In 1909, Massachusetts, under Desjardins’ guidance, enacted a law for the incorporation of credit-unions. The first union established in Springfield, in 1910, was named after Herbert Myrick—a strong advocate of cooperative finance. Since then 25 other unions have been formed; and the names of the unions and of their officers disclose that 11 are Jewish, 8 French-Canadian, and 2 Italian—a strong indication that the immigrant is not unprepared for financial democracy. There is reason to believe that these people’s banks will spread rapidly in the United States and that they will succeed. For the cooperative building and loan associations, managed by wage-earners and salary-earners, who joined together for systematic saving and ownership of houses—have prospered in many states. In Massachusetts, where they have existed for 35 years, their success has been notable—the number, in 1912, being 162, and their aggregate assets nearly $75,000,000.
Thus farmers, workingmen, and clerks are learning to use their little capital and their savings to help one another instead of turning over their money to the great bankers for safe keeping, and to be themselves exploited. And may we not expect that when the cooperative movement develops in America, merchants and manufacturers will learn from farmers and workingmen how to help themselves by helping one another, and thus join in attaining the New Freedom for all? When merchants and manufacturers learn this lesson, money kings will lose subjects, and swollen fortunes may shrink; but industries will flourish, because the faculties of men will be liberated and developed.

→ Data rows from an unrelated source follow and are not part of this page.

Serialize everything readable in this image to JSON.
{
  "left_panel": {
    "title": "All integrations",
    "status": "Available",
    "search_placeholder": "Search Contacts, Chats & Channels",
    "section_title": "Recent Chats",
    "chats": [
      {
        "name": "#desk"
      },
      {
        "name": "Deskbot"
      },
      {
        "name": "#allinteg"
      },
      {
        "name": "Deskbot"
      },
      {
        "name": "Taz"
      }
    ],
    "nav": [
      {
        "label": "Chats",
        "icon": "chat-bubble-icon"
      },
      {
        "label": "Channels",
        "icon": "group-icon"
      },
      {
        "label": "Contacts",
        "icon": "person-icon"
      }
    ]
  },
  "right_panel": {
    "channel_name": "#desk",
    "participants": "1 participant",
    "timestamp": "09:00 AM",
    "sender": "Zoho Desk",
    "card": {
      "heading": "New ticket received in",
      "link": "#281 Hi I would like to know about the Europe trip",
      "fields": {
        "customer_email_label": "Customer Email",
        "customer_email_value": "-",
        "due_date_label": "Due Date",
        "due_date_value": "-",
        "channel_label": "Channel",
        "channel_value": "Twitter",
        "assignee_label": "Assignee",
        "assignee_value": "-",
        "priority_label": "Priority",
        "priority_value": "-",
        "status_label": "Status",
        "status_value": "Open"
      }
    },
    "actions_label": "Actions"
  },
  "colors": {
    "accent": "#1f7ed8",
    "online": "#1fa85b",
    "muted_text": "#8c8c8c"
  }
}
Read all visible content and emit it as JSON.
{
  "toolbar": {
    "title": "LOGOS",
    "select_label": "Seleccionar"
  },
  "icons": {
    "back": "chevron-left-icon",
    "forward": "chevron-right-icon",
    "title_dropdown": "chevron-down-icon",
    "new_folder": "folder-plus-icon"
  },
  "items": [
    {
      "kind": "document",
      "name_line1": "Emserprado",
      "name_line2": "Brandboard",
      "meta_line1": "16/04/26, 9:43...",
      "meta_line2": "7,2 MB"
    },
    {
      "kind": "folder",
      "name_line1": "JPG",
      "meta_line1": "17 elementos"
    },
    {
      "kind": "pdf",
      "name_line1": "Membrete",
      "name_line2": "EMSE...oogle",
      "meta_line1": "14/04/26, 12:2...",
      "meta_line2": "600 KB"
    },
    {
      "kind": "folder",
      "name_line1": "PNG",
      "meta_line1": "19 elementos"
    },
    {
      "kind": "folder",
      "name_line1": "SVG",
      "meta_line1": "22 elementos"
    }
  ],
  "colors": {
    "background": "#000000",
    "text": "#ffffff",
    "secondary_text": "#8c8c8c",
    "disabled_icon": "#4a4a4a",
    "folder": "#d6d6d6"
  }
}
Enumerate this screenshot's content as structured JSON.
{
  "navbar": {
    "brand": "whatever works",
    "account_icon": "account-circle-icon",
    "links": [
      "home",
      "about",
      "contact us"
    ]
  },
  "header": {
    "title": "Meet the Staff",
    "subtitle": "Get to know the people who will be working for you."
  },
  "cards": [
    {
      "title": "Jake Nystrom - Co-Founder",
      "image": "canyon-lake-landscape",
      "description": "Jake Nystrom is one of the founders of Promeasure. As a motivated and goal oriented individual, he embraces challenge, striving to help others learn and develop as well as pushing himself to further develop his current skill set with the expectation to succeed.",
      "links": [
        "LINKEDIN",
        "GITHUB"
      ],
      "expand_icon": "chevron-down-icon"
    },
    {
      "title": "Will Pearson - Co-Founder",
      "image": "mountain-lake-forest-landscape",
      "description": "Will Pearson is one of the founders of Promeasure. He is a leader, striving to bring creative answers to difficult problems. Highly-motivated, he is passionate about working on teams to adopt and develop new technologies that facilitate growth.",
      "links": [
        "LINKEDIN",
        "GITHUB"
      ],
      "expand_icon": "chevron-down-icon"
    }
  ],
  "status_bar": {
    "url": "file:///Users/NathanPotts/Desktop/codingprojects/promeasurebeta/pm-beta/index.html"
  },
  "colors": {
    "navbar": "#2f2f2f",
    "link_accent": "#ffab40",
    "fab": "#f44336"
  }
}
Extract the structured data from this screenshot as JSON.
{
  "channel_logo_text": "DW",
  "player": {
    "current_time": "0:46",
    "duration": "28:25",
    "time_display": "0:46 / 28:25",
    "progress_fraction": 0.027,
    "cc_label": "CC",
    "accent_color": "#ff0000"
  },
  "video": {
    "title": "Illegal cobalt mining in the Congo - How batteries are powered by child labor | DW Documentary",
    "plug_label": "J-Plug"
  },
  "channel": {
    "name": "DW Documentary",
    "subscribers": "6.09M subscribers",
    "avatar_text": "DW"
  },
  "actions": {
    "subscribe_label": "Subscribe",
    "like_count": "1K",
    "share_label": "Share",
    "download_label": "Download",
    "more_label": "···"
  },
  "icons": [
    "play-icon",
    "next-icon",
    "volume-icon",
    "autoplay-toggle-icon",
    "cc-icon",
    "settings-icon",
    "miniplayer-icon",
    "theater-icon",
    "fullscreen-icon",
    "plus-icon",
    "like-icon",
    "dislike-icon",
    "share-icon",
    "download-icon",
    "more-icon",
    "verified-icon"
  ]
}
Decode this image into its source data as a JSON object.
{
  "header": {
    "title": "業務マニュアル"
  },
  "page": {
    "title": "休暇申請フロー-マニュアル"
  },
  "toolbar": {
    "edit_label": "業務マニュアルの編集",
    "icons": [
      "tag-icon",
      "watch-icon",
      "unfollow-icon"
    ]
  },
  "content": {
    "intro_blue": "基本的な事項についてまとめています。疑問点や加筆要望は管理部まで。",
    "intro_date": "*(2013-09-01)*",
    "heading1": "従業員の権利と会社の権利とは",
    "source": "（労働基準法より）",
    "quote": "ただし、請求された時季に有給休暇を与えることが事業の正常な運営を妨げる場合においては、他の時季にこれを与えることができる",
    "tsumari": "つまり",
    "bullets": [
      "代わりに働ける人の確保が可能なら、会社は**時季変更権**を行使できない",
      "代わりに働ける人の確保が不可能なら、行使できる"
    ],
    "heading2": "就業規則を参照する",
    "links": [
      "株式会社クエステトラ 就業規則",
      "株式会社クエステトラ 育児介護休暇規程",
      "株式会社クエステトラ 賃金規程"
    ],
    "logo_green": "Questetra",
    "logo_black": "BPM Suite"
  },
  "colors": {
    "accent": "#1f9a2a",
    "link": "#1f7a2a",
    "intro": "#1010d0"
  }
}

President Wilson has said wisely:
“No country can afford to have its prosperity originated by a small controlling class. The treasury of America does not lie in the brains of the small body of men now in control of the great enterprises… It depends upon the inventions of unknown men, upon the originations of unknown men, upon the ambitions of unknown men. Every country is renewed out of the ranks of the unknown, not out of the ranks of the already famous and powerful in control.”